‘The Son of Man came not to be served but to serve and to give his life as a ransom for many (verse 45).
This is the life to which we are all called; this is the life of humble service.
This is the life which may be misunderstood by the general populace but which still brings salt and light to the world.
May God strengthen us in this life today and teach us to walk in the way of the Cross.

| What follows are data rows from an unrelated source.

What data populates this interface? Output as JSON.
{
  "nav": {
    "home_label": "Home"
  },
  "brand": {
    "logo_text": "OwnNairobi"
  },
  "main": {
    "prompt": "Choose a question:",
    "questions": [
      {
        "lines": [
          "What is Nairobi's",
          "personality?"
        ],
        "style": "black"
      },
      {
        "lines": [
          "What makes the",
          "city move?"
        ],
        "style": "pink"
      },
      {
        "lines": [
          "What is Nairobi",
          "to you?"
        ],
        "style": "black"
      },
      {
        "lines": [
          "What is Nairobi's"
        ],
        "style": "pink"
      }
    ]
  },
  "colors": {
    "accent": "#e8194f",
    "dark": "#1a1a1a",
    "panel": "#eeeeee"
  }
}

  1. I smiled at the middle class and respectable. within the society of frinds in brotain there are muttering from some about how middle class the society is, which I sort of can see - but I am from the dwindling rural working class. But actually it is quite an important thing to look at, to understand. Sometimes it seems to me that in the uk there is very little understanding of how other people's lives might be, especially with a government that says hard work is rewarded with an implicit: if you are not wealthy you are not hard working. To say you are a christian can be very difficult. I have realised that I am a christian even though I hvae no concept of the resurrection - certainly the bodily resurrection [I have a close friend who is a catholic and we meander around that one it seems impossible to understand the other.] To be a follower of Jesus is to serve. Not to do voluntary work that you would like to do, to offer charity where you think it is needed/deserved, but to be open to all, accepting of all. As a quaker there is no creed but we do have Advices & Queries and the bigger Faith & Practice...and there is the: do accept that of god in everyone? which always brings me "back to earth" back to the way of jesus and I try again. If I serve god then I must serve all people. Do I need to tell others that I am a christian? I don't know.

  2. I have a lot of time for the Quakers. More silence and listening would help us all.
    I enjoyed your point of view. Thanks.